* ASSIGNMENT:
All lines in the records below with the word "JSON" must be returned.

....

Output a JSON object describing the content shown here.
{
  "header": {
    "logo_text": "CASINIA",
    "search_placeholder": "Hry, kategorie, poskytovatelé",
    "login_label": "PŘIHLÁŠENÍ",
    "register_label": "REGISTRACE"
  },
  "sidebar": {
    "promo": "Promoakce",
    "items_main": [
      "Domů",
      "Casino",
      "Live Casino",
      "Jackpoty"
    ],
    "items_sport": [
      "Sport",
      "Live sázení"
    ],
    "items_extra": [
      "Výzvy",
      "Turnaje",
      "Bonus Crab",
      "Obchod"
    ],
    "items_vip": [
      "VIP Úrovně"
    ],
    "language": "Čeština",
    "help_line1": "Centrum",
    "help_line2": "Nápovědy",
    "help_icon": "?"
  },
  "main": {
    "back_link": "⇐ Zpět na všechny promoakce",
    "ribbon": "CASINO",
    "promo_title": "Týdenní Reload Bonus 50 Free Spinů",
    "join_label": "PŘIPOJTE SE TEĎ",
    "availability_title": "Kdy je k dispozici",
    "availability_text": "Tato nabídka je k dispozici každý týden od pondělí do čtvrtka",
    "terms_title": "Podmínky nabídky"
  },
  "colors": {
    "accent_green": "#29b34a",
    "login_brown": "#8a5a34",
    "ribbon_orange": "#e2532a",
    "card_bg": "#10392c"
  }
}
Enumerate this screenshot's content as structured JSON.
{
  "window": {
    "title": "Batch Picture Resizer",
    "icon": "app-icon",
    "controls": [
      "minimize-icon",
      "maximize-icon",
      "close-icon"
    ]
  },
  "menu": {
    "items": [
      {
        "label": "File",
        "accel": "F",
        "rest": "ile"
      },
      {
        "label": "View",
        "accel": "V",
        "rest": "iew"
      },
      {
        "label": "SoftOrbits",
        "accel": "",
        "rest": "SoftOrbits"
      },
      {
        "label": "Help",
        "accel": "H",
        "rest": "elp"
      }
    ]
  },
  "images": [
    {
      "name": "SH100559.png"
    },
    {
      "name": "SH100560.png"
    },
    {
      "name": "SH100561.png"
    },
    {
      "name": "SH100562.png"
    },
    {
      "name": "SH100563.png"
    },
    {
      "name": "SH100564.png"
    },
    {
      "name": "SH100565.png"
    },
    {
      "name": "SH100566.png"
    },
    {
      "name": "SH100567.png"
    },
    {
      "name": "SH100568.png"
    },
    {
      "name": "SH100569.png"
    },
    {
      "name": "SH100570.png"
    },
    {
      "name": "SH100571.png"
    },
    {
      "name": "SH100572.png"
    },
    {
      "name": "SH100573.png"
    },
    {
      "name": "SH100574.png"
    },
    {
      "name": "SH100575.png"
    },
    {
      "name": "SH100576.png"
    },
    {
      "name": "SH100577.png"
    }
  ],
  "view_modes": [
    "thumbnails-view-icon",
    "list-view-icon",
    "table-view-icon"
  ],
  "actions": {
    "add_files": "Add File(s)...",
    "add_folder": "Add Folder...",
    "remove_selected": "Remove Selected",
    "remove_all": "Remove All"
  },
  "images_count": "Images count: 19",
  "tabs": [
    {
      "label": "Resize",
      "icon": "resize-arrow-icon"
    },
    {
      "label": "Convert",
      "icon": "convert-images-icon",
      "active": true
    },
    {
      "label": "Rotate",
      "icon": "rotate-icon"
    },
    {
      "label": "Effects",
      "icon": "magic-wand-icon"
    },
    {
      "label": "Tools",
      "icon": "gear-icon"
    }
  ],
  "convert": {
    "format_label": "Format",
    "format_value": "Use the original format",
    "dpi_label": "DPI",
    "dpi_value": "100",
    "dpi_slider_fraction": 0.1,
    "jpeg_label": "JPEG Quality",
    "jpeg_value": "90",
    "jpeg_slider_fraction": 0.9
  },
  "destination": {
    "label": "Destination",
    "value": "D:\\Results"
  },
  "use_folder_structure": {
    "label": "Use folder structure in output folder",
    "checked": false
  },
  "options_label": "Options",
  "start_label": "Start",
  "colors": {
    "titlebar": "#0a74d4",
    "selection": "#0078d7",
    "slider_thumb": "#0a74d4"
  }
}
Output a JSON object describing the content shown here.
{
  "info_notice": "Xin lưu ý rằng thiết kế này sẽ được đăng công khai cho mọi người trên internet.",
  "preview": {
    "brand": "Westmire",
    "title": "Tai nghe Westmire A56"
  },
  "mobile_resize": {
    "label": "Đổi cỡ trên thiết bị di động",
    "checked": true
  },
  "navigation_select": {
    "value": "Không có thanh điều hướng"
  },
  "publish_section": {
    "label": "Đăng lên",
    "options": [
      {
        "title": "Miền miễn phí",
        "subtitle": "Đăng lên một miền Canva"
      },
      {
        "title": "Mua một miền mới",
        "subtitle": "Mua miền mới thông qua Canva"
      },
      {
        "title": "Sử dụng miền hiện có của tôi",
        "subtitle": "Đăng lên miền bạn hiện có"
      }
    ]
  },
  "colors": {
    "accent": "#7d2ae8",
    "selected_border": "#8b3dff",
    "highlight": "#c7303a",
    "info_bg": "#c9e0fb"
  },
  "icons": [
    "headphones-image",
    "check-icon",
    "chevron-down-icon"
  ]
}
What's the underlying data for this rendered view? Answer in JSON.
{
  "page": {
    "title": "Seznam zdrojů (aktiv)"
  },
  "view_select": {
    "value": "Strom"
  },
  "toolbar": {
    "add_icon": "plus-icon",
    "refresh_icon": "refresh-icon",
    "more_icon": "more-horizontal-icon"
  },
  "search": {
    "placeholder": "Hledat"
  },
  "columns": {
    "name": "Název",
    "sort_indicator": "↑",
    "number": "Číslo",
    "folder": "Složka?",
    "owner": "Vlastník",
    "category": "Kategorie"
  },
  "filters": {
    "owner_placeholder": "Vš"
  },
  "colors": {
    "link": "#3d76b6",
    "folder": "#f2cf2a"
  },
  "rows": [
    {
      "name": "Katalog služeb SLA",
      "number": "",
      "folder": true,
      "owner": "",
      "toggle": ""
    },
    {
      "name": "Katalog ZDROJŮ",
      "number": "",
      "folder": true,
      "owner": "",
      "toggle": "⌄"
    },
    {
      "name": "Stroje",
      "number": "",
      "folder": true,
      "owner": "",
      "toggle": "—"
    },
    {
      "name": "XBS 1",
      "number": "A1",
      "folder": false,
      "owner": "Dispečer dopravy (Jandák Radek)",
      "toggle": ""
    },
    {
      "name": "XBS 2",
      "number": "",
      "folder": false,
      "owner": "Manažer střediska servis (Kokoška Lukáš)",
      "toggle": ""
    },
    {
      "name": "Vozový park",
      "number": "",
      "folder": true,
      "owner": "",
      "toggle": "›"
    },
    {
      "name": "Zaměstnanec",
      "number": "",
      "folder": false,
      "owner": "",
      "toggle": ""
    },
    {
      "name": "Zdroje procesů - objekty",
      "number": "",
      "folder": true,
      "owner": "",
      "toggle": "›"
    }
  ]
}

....

* YOUR RESPONSE:
Output a JSON object describing the content shown here.
Enumerate this screenshot's content as structured JSON.
Output a JSON object describing the content shown here.
What's the underlying data for this rendered view? Answer in JSON.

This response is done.